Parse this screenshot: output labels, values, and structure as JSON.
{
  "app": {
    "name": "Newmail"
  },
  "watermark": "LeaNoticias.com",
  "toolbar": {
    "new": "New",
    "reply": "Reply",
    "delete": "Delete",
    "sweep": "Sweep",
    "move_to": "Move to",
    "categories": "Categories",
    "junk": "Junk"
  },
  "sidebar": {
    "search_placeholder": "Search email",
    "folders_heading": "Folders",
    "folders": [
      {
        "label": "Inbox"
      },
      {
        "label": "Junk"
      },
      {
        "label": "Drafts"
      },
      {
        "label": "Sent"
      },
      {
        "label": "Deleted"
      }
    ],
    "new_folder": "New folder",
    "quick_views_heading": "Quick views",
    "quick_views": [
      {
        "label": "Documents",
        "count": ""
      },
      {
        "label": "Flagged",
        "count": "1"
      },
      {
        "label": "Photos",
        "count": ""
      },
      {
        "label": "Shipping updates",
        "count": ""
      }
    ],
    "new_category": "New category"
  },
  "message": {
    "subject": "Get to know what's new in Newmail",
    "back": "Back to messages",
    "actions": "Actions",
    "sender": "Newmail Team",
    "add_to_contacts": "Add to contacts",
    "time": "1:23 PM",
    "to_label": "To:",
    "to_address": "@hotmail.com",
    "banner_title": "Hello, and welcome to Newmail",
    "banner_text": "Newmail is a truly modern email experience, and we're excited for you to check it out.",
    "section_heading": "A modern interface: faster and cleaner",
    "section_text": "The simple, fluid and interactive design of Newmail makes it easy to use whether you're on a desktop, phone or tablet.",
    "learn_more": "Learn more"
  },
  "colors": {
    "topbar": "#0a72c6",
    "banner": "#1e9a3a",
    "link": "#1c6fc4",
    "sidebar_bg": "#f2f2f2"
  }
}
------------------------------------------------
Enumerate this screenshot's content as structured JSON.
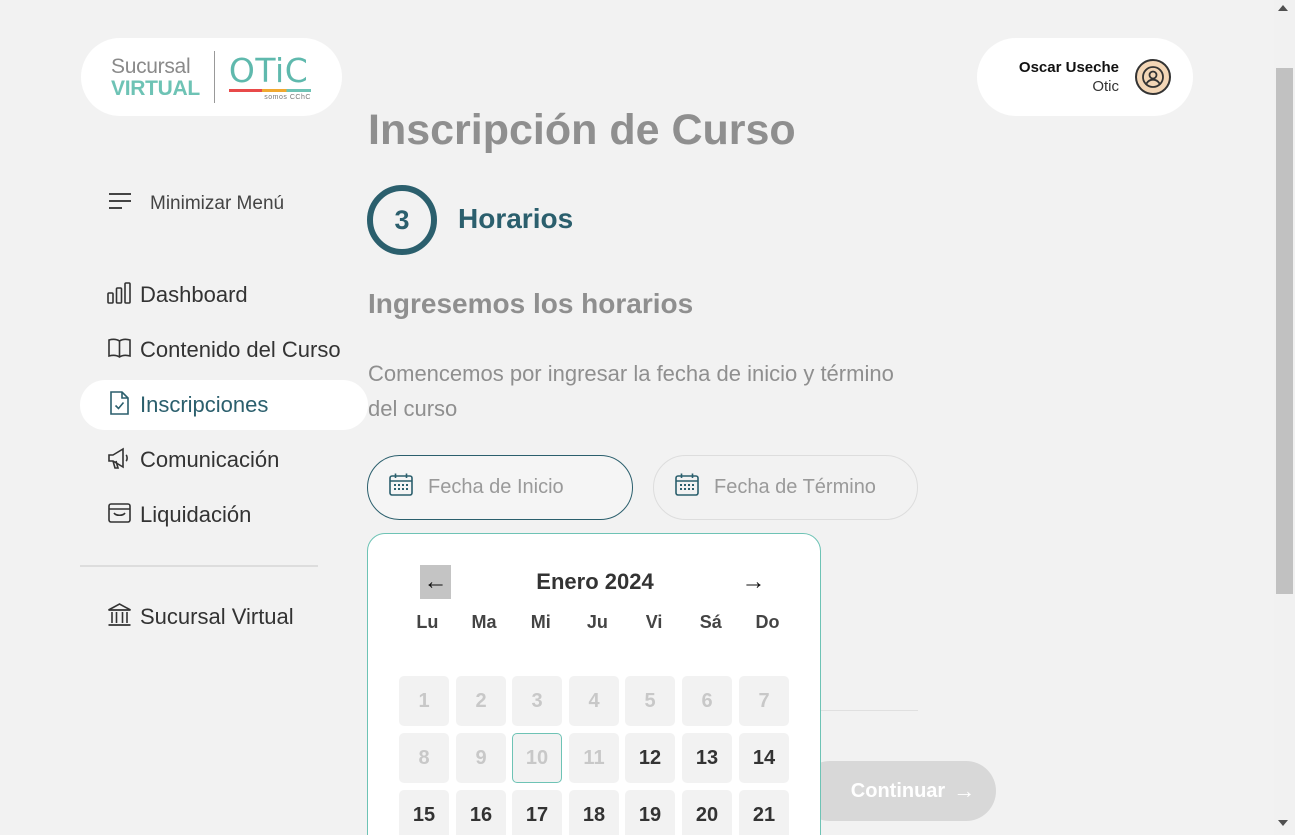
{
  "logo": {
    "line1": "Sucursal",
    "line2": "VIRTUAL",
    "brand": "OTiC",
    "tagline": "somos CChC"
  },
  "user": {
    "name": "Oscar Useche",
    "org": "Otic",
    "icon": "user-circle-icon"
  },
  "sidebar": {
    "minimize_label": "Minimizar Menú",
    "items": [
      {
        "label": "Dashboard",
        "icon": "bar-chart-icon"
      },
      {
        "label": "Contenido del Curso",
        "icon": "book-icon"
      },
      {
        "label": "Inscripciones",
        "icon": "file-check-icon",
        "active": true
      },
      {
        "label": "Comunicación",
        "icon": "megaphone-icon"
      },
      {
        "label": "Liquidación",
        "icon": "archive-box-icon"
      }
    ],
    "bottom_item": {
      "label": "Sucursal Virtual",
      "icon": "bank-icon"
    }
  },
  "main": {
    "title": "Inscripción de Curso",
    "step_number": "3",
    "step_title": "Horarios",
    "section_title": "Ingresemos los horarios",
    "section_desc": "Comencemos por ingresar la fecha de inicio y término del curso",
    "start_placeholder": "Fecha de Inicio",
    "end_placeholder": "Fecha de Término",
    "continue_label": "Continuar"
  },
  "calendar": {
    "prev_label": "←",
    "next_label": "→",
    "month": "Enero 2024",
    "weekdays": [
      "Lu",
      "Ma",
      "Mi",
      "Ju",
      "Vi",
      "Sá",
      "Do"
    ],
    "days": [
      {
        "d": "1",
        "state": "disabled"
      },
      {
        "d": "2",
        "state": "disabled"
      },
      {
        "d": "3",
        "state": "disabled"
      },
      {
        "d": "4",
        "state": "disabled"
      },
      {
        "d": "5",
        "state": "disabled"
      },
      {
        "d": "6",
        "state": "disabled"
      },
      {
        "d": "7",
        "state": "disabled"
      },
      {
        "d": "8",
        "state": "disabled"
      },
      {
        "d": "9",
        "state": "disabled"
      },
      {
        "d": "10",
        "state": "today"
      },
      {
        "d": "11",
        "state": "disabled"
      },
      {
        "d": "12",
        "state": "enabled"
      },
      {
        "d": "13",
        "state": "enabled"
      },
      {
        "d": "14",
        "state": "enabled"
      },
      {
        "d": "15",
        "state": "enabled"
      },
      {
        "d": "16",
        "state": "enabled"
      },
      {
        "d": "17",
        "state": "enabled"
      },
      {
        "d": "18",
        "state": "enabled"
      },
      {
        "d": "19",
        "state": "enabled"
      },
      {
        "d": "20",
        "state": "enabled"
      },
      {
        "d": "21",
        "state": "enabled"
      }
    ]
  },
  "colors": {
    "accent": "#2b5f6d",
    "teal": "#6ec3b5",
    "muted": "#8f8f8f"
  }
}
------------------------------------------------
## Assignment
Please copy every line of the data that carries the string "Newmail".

## Solved problem
    "name": "Newmail"
    "subject": "Get to know what's new in Newmail",
    "sender": "Newmail Team",
    "banner_title": "Hello, and welcome to Newmail",
    "banner_text": "Newmail is a truly modern email experience, and we're excited for you to check it out.",
    "section_text": "The simple, fluid and interactive design of Newmail makes it easy to use whether you're on a desktop, phone or tablet.",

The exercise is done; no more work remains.